▶ [RECORDS TO PROCESS]:
****************

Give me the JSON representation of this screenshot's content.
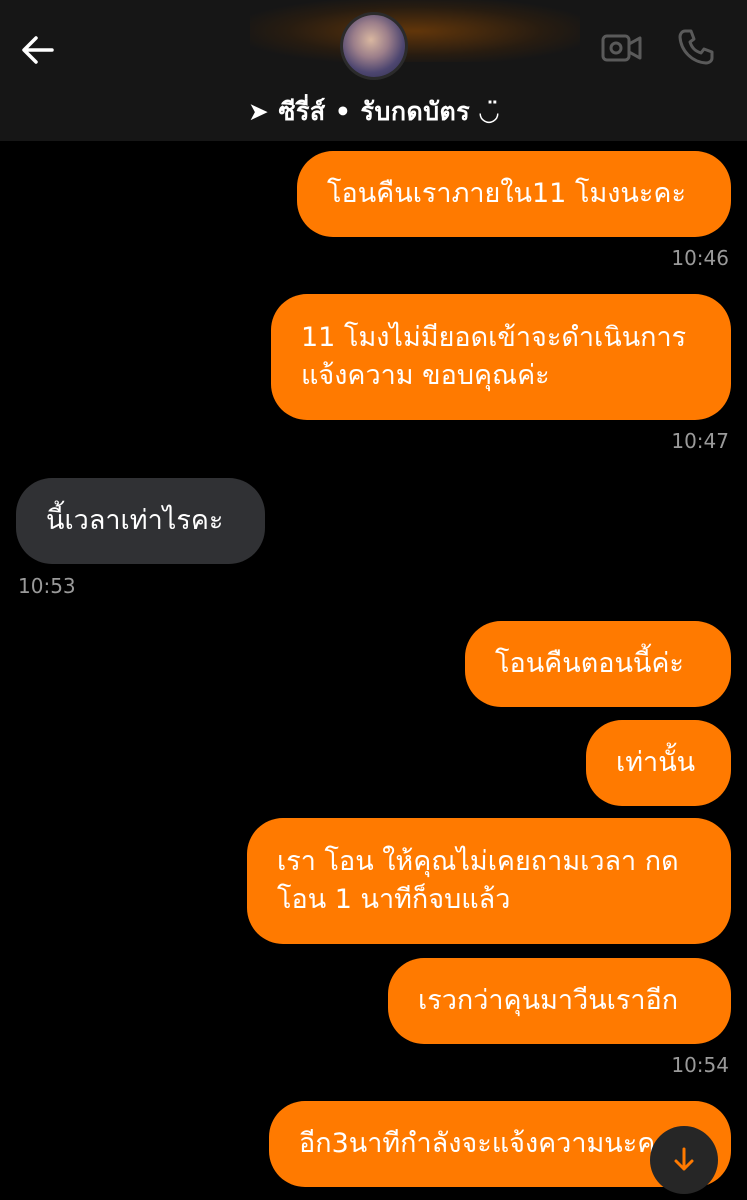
{
  "header": {
    "title": "➤ ซีรี่ส์ • รับกดบัตร ◡̈",
    "back_icon": "arrow-left-icon",
    "video_icon": "video-camera-icon",
    "call_icon": "phone-icon"
  },
  "messages": [
    {
      "text": "โอนคืนเราภายใน11 โมงนะคะ",
      "time": "10:46"
    },
    {
      "text": "11 โมงไม่มียอดเข้าจะดำเนินการแจ้งความ ขอบคุณค่ะ",
      "time": "10:47"
    },
    {
      "text": "นี้เวลาเท่าไรคะ",
      "time": "10:53"
    },
    {
      "text": "โอนคืนตอนนี้ค่ะ"
    },
    {
      "text": "เท่านั้น"
    },
    {
      "text": "เรา โอน ให้คุณไม่เคยถามเวลา กด โอน 1 นาทีก็จบแล้ว"
    },
    {
      "text": "เรวกว่าคุนมาวีนเราอีก",
      "time": "10:54"
    },
    {
      "text": "อีก3นาทีกำลังจะแจ้งความนะคะ"
    }
  ],
  "colors": {
    "outgoing_bubble": "#ff7a00",
    "incoming_bubble": "#303134",
    "background": "#000000",
    "header": "#161616"
  },
  "scroll_icon": "arrow-down-icon"
}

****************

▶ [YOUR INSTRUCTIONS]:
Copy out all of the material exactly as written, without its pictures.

▶ [YOUR RESPONSE]:
Give me the JSON representation of this screenshot's content.
{
  "header": {
    "title": "➤ ซีรี่ส์ • รับกดบัตร ◡̈",
    "back_icon": "arrow-left-icon",
    "video_icon": "video-camera-icon",
    "call_icon": "phone-icon"
  },
  "messages": [
    {
      "text": "โอนคืนเราภายใน11 โมงนะคะ",
      "time": "10:46"
    },
    {
      "text": "11 โมงไม่มียอดเข้าจะดำเนินการแจ้งความ ขอบคุณค่ะ",
      "time": "10:47"
    },
    {
      "text": "นี้เวลาเท่าไรคะ",
      "time": "10:53"
    },
    {
      "text": "โอนคืนตอนนี้ค่ะ"
    },
    {
      "text": "เท่านั้น"
    },
    {
      "text": "เรา โอน ให้คุณไม่เคยถามเวลา กด โอน 1 นาทีก็จบแล้ว"
    },
    {
      "text": "เรวกว่าคุนมาวีนเราอีก",
      "time": "10:54"
    },
    {
      "text": "อีก3นาทีกำลังจะแจ้งความนะคะ"
    }
  ],
  "colors": {
    "outgoing_bubble": "#ff7a00",
    "incoming_bubble": "#303134",
    "background": "#000000",
    "header": "#161616"
  },
  "scroll_icon": "arrow-down-icon"
}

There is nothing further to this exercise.